His brother Raul takes over, and in 2015, does what many considered to be unthinkable: Restores diplomatic relations with Cuba`s long-time nemesis --

the United States.



AZUZ: You know what`s random? Sea otters.

You know what`s more random? They sometimes hold hands like best friends. But it`s not just because they`re cute and friendly and stuff. It`s to

keep themselves from drifting away from each other while they sleep.

Wake up. That`s random.


AZUZ: All right. We`re heading to the largest and most populated country in South America. It`s Brazil, home to more than 204 million people and

the host country of the 2016 Summer Olympic Games. They`re less than a year from now, in Rio de Janeiro.

There are often concerns about whether a host country will be ready in time for the games. Brazil is no exception. One area of concern here though is

the water, dead fish washing up and sewage pollution found at Olympic water venues. These reports are causing a lot of concern among athletes and

organizers. Local Olympic officials say their recent water samples show there`s not health risk for athletes, and that Rio`s waters are safe for


We`re crossing the Pacific now, to Eastern Asia. North Korea has created its own time zone. Its secretive communist government is calling it

Pyongyang Time, named for the North Korean capital. Officially, it`s Greenwich Mean Time plus 8:30, which we`ll explain in a moment.

In a way, North Korea is setting its clock back. The Korean Peninsula had this time before Japan took it over in the early 1900s. Saturday, when the

switch was announced was the 70th anniversary of the when Korea was liberated from Japan, in 1945.

A South Korean official says North Korea`s change could cause some problems.


KATHY NOVAK, CNN CORRESPONDENT: Most international time zones are whole hour offsets from coordinated universal time, the time at the Zero Meridian

running through Greenwich in England. But while a 30-minute difference maybe awkward for those grappling with time zone calculations, it is not

unique. Iran, Afghanistan, India and Central Australia area all on half- hour offsets. Nepal is even trickier at UTC plus six hours and 45 minutes.

Any country is free to choose what time it should be. In 2007, Hugo Chavez set Venezuela`s clocks back by half and hour, putting the nation out of
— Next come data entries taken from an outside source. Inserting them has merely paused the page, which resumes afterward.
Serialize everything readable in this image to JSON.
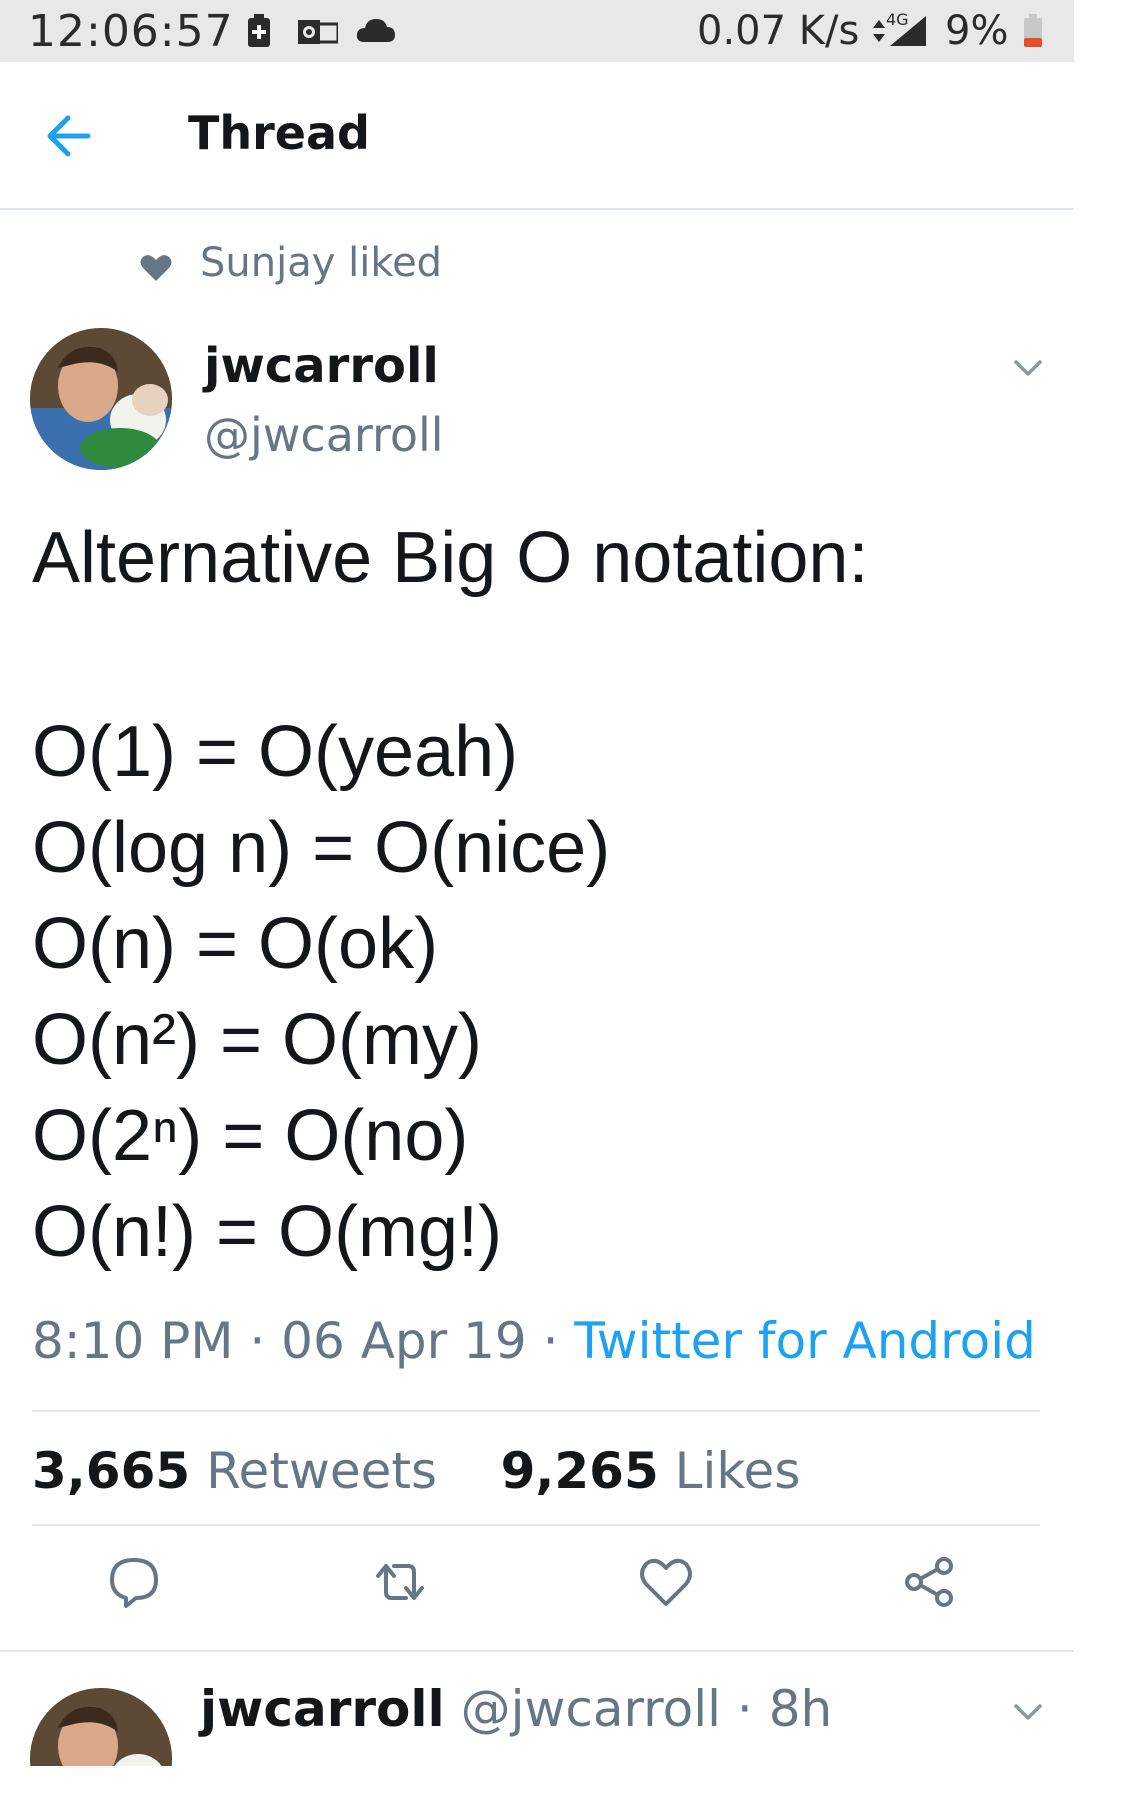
{
  "status_bar": {
    "time": "12:06:57",
    "network_speed": "0.07 K/s",
    "network_type": "4G",
    "battery": "9%"
  },
  "header": {
    "title": "Thread"
  },
  "context": {
    "text": "Sunjay liked"
  },
  "tweet": {
    "author_name": "jwcarroll",
    "author_handle": "@jwcarroll",
    "text_heading": "Alternative Big O notation:",
    "lines": [
      "O(1) = O(yeah)",
      "O(log n) = O(nice)",
      "O(n) = O(ok)",
      "O(n²) = O(my)",
      "O(2ⁿ) = O(no)",
      "O(n!) = O(mg!)"
    ],
    "time": "8:10 PM",
    "date": "06 Apr 19",
    "source": "Twitter for Android",
    "retweets_count": "3,665",
    "retweets_label": "Retweets",
    "likes_count": "9,265",
    "likes_label": "Likes"
  },
  "next_tweet": {
    "author_name": "jwcarroll",
    "author_handle": "@jwcarroll",
    "age": "· 8h"
  },
  "colors": {
    "accent": "#1da1f2",
    "secondary_text": "#657786",
    "divider": "#e1e8ed"
  }
}
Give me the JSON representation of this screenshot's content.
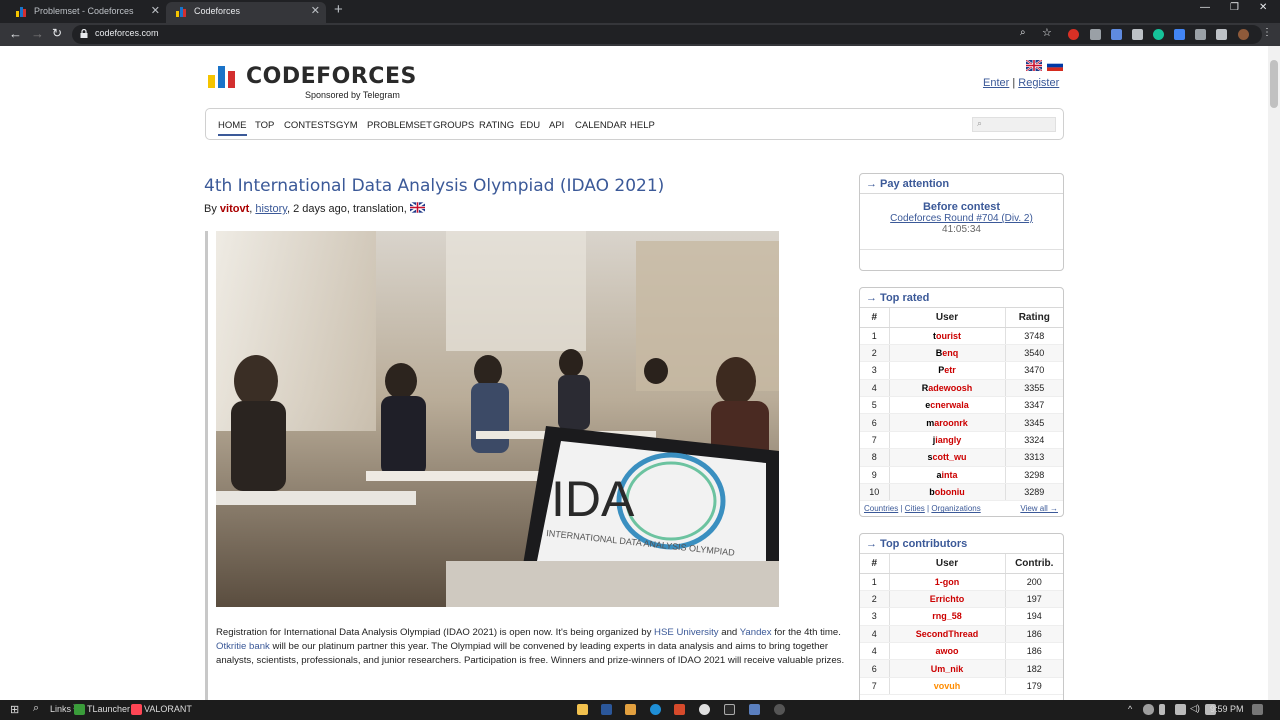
{
  "browser": {
    "tabs": [
      {
        "title": "Problemset - Codeforces"
      },
      {
        "title": "Codeforces"
      }
    ],
    "url": "codeforces.com"
  },
  "header": {
    "logo_text": "CODEFORCES",
    "logo_sub": "Sponsored by Telegram",
    "enter": "Enter",
    "separator": "|",
    "register": "Register"
  },
  "menu": [
    "HOME",
    "TOP",
    "CONTESTS",
    "GYM",
    "PROBLEMSET",
    "GROUPS",
    "RATING",
    "EDU",
    "API",
    "CALENDAR",
    "HELP"
  ],
  "post": {
    "title": "4th International Data Analysis Olympiad (IDAO 2021)",
    "by": "By",
    "author": "vitovt",
    "history": "history",
    "meta_rest": ", 2 days ago, translation,",
    "image_text_big": "IDA",
    "image_text_small": "INTERNATIONAL DATA ANALYSIS OLYMPIAD",
    "text_1": "Registration for International Data Analysis Olympiad (IDAO 2021) is open now. It's being organized by ",
    "link_hse": "HSE University",
    "text_and": " and ",
    "link_yandex": "Yandex",
    "text_2": " for the 4th time. ",
    "link_otkritie": "Otkritie bank",
    "text_3": " will be our platinum partner this year. The Olympiad will be convened by leading experts in data analysis and aims to bring together analysts, scientists, professionals, and junior researchers. Participation is free. Winners and prize-winners of IDAO 2021 will receive valuable prizes."
  },
  "pay_attention": {
    "title": "→ Pay attention",
    "before": "Before contest",
    "round": "Codeforces Round #704 (Div. 2)",
    "timer": "41:05:34"
  },
  "top_rated": {
    "title": "→ Top rated",
    "headers": [
      "#",
      "User",
      "Rating"
    ],
    "rows": [
      {
        "rank": "1",
        "first": "t",
        "rest": "ourist",
        "value": "3748"
      },
      {
        "rank": "2",
        "first": "B",
        "rest": "enq",
        "value": "3540"
      },
      {
        "rank": "3",
        "first": "P",
        "rest": "etr",
        "value": "3470"
      },
      {
        "rank": "4",
        "first": "R",
        "rest": "adewoosh",
        "value": "3355"
      },
      {
        "rank": "5",
        "first": "e",
        "rest": "cnerwala",
        "value": "3347"
      },
      {
        "rank": "6",
        "first": "m",
        "rest": "aroonrk",
        "value": "3345"
      },
      {
        "rank": "7",
        "first": "j",
        "rest": "iangly",
        "value": "3324"
      },
      {
        "rank": "8",
        "first": "s",
        "rest": "cott_wu",
        "value": "3313"
      },
      {
        "rank": "9",
        "first": "a",
        "rest": "inta",
        "value": "3298"
      },
      {
        "rank": "10",
        "first": "b",
        "rest": "oboniu",
        "value": "3289"
      }
    ],
    "footer": {
      "countries": "Countries",
      "cities": "Cities",
      "organizations": "Organizations",
      "sep": "|",
      "view_all": "View all →"
    }
  },
  "top_contributors": {
    "title": "→ Top contributors",
    "headers": [
      "#",
      "User",
      "Contrib."
    ],
    "rows": [
      {
        "rank": "1",
        "name": "1-gon",
        "value": "200",
        "color": "red"
      },
      {
        "rank": "2",
        "name": "Errichto",
        "value": "197",
        "color": "red"
      },
      {
        "rank": "3",
        "name": "rng_58",
        "value": "194",
        "color": "red"
      },
      {
        "rank": "4",
        "name": "SecondThread",
        "value": "186",
        "color": "red"
      },
      {
        "rank": "4",
        "name": "awoo",
        "value": "186",
        "color": "red"
      },
      {
        "rank": "6",
        "name": "Um_nik",
        "value": "182",
        "color": "red"
      },
      {
        "rank": "7",
        "name": "vovuh",
        "value": "179",
        "color": "orange"
      }
    ]
  },
  "taskbar": {
    "links": "Links",
    "tlauncher": "TLauncher",
    "valorant": "VALORANT",
    "time": "9:59 PM"
  },
  "colors": {
    "accent": "#3b5998",
    "red_user": "#cc0000",
    "orange_user": "#ff8c00"
  }
}
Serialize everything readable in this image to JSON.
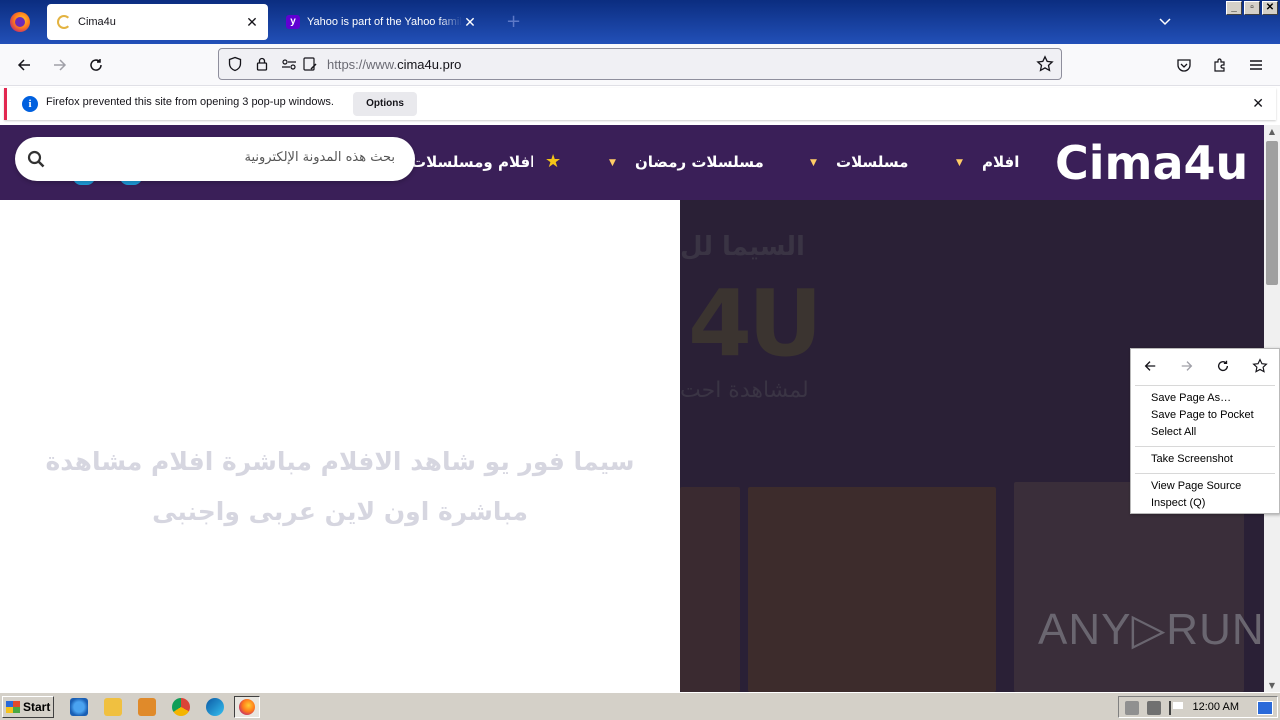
{
  "browser": {
    "tabs": [
      {
        "title": "Cima4u",
        "active": true
      },
      {
        "title": "Yahoo is part of the Yahoo family of brands",
        "active": false
      }
    ],
    "url": {
      "prefix": "https://www.",
      "domain": "cima4u.pro"
    },
    "window_buttons": [
      "_",
      "▫",
      "✕"
    ]
  },
  "notification": {
    "message": "Firefox prevented this site from opening 3 pop-up windows.",
    "options_label": "Options"
  },
  "site": {
    "logo": "Cima4u",
    "menu": [
      {
        "label": "افلام"
      },
      {
        "label": "مسلسلات"
      },
      {
        "label": "مسلسلات رمضان"
      },
      {
        "label": "افلام ومسلسلات"
      }
    ],
    "search_placeholder": "بحث هذه المدونة الإلكترونية",
    "tagline": "سيما فور يو شاهد الافلام مباشرة افلام مشاهدة مباشرة اون لاين عربى واجنبى",
    "hero": {
      "heading": "السيما لل",
      "big_text": "4U",
      "subheading": "لمشاهدة احت"
    },
    "watermark": "ANY▷RUN"
  },
  "context_menu": {
    "items": [
      "Save Page As…",
      "Save Page to Pocket",
      "Select All",
      "Take Screenshot",
      "View Page Source",
      "Inspect (Q)"
    ]
  },
  "taskbar": {
    "start_label": "Start",
    "clock": "12:00 AM"
  }
}
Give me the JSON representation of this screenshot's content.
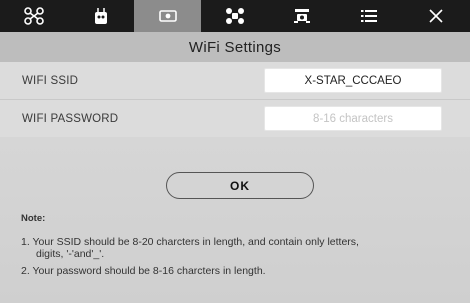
{
  "topbar": {
    "tabs": [
      {
        "icon": "drone-icon"
      },
      {
        "icon": "remote-controller-icon"
      },
      {
        "icon": "camera-icon",
        "active": true
      },
      {
        "icon": "drone-settings-icon"
      },
      {
        "icon": "gimbal-icon"
      },
      {
        "icon": "list-icon"
      },
      {
        "icon": "close-icon"
      }
    ]
  },
  "page": {
    "title": "WiFi Settings"
  },
  "ssid": {
    "label": "WIFI SSID",
    "value": "X-STAR_CCCAEO"
  },
  "password": {
    "label": "WIFI PASSWORD",
    "placeholder": "8-16 characters"
  },
  "ok_label": "OK",
  "notes": {
    "title": "Note:",
    "item1": "1. Your SSID should be 8-20 charcters in length, and contain only letters,",
    "item1b": "digits, '-'and'_'.",
    "item2": "2. Your password should be 8-16 charcters in length."
  },
  "colors": {
    "topbar": "#1b1b1b",
    "active_tab": "#8c8c8c",
    "title_bar": "#bdbdbd"
  }
}
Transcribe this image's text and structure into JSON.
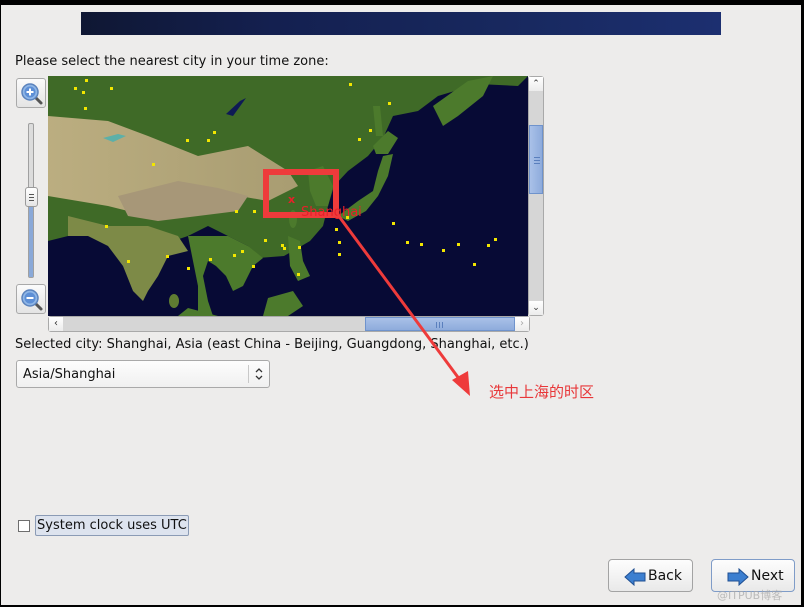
{
  "prompt": "Please select the nearest city in your time zone:",
  "map": {
    "selected_city_marker": "x",
    "selected_city_label": "Shanghai",
    "zoom_level_fraction": 0.48,
    "vertical_scroll_position": 0.35,
    "horizontal_scroll_position": 0.7,
    "colors": {
      "ocean": "#070a35",
      "city_dot": "#f2e600",
      "selected": "#e8202a"
    }
  },
  "selected_city_text": "Selected city: Shanghai, Asia (east China - Beijing, Guangdong, Shanghai, etc.)",
  "timezone_select": {
    "value": "Asia/Shanghai"
  },
  "annotation": {
    "text": "选中上海的时区",
    "color": "#e8383a"
  },
  "utc_checkbox": {
    "label": "System clock uses UTC",
    "checked": false
  },
  "buttons": {
    "back": "Back",
    "next": "Next"
  },
  "watermark": "@ITPUB博客"
}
step with its neighbors, so he explained that children could get an extra half hour sleep in the morning ands not have to get up before the sunrise.

This peninsula shares 5,000 years of common history, a common people, a common language. But the Korean people divided for decades by barbed wire,

land mines and political systems are now separated even by time.

Kathy Novak, CNN, Paju, South Korea.


AZUZ: For the first time this school year, I present to you the "Roll Call". It`s a daily announcement of three of the thousands of schools that

watched our show.

Schools like Columbus Middle. It`s in Columbus, Nebraska, and its mascot is the Discoverer. Get it? Columbus Discoverers. Awesome.

Hailing from Winder, Georgia, the Huskies are watching today. Hello to everyone at Westside Middle School.

And in Ohio, welcome to Thurgood Marshall High School. It`s great to see the Cougars in Dayton.

The "Roll Call" is a chance for your school to get recognized on CNN STUDENT NEWS. There`s one place where we look for request. Each day`s

transcript page at Just click where it says "Roll Call". We announce schools from all over the world, but you`ve got to be

at least 13 years old to make a request.

One comment per day keeping the spam away is the way to go to get on our show.


AZUZ: Before we go, sea turtles may look kind of silly on land, flapping around on flippers. But once underwater, they appear to fly. This amazing

video came out of a project to research the effects of pollution on Australia`s Great Barrier Reef.

What scientists did was attached a camera with a suction cap to a turtle shell. Stayed put for about 15 minutes, giving them a sea turtles

perspective of sailing through a world heritage site.

A diver recovered the camera, so they didn`t have to shell out the cost of it. Still, it`s too bad it flipped from the animal after just a few

minutes. There is not turt-telling where it would have swum next. Whoo!

You who watched our show before know our endings are pretty fun-funny.

I`m Carl Azuz. It`s great to have you along on CNN STUDENT NEWS.